Work to complete:
Find every line containing "烧结空心砌块墙" in the records below and report the tally as a bare number.

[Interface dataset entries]
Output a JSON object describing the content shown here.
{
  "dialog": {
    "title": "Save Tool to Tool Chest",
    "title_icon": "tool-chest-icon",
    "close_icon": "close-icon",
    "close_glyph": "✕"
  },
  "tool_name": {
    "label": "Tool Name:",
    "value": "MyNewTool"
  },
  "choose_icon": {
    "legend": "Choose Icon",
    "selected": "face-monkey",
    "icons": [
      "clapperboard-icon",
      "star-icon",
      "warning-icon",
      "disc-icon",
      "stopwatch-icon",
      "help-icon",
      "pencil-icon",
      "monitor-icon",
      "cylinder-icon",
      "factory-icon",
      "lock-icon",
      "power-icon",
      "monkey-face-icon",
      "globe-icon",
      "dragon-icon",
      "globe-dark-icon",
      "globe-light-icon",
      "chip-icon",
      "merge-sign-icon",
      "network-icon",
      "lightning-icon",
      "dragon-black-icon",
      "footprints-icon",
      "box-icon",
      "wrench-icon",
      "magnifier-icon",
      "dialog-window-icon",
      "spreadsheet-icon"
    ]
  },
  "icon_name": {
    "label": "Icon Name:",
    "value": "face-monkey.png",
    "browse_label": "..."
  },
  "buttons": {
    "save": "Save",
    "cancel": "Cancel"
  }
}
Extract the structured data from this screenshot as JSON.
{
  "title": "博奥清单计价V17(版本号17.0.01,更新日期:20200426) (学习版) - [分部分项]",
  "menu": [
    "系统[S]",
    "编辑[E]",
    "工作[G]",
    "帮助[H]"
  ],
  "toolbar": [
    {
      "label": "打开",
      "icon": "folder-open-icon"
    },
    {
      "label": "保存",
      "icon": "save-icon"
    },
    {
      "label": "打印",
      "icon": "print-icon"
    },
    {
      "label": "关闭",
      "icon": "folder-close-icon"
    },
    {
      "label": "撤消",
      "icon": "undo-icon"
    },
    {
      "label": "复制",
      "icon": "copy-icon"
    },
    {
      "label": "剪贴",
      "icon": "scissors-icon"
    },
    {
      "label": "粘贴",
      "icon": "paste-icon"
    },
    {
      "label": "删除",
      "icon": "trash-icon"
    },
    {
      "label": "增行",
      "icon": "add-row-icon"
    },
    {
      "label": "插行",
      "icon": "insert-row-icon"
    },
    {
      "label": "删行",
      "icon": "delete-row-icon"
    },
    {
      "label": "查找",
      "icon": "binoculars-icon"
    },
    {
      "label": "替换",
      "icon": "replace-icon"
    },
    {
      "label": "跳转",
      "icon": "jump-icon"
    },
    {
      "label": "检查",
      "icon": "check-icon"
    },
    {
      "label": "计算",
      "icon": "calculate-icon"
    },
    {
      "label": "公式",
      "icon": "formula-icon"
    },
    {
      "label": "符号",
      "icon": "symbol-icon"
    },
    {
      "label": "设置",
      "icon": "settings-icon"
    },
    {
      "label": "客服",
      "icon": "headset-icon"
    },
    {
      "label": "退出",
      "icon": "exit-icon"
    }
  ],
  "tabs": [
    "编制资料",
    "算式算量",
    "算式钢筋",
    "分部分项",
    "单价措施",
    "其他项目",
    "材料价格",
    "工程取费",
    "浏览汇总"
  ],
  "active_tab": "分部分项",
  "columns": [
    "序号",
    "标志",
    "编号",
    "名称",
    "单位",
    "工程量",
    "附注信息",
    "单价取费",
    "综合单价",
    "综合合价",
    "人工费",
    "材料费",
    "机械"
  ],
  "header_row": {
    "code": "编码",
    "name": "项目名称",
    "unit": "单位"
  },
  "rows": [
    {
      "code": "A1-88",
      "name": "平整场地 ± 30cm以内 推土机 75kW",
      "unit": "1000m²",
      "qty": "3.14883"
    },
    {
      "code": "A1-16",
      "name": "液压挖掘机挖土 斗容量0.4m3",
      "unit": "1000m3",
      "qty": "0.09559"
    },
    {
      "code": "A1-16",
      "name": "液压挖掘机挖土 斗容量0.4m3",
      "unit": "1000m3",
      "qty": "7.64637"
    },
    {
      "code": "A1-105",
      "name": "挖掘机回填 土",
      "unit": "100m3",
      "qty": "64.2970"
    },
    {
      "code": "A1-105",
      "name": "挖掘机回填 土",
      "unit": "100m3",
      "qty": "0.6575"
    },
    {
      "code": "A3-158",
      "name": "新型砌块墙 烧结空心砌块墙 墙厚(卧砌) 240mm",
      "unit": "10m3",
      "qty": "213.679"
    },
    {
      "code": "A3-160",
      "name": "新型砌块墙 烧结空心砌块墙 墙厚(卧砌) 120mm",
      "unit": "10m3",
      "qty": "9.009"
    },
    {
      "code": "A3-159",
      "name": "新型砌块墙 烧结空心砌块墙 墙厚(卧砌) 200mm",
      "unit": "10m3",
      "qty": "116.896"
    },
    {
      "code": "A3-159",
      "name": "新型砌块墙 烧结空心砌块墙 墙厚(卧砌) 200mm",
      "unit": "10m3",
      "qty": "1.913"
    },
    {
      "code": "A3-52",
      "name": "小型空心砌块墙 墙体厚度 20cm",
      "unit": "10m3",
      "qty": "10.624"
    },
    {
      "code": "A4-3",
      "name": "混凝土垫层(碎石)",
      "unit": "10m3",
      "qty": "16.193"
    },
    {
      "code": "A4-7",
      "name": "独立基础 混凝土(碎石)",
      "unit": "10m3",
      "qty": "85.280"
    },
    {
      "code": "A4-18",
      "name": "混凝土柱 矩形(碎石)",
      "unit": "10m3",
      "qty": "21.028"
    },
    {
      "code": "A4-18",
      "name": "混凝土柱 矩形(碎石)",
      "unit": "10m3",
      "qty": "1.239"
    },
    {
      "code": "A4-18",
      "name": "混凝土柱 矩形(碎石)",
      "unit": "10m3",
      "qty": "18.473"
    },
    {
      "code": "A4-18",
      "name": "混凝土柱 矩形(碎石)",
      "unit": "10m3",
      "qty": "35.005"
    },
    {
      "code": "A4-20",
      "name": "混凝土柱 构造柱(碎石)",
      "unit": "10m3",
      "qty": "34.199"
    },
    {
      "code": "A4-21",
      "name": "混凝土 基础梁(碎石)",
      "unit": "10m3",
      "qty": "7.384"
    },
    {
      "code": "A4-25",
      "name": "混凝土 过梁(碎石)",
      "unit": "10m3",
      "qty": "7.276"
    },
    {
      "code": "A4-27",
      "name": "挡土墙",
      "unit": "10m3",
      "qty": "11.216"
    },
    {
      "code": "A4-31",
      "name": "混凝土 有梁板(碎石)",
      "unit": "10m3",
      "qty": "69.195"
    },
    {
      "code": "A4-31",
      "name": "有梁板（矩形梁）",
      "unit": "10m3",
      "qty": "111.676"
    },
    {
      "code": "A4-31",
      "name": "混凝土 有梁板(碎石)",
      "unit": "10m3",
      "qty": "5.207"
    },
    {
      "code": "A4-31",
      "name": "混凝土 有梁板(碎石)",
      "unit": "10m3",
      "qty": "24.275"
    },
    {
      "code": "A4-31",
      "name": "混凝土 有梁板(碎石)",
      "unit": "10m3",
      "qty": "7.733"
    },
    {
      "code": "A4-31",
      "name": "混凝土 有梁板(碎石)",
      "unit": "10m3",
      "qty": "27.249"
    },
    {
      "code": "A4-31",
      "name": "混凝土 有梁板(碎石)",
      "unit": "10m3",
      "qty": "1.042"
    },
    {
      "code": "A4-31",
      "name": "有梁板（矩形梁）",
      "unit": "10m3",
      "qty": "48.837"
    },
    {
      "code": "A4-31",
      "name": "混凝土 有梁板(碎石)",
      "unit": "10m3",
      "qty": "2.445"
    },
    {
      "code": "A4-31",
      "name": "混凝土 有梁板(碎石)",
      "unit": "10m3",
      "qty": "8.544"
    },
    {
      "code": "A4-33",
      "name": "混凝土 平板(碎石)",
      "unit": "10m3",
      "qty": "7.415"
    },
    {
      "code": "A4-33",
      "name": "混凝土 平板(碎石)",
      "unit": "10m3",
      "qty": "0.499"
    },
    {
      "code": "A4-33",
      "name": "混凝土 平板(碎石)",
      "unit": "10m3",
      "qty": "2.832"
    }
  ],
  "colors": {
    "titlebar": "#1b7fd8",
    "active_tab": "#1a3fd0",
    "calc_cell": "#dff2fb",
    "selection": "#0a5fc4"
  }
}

The completed task:
4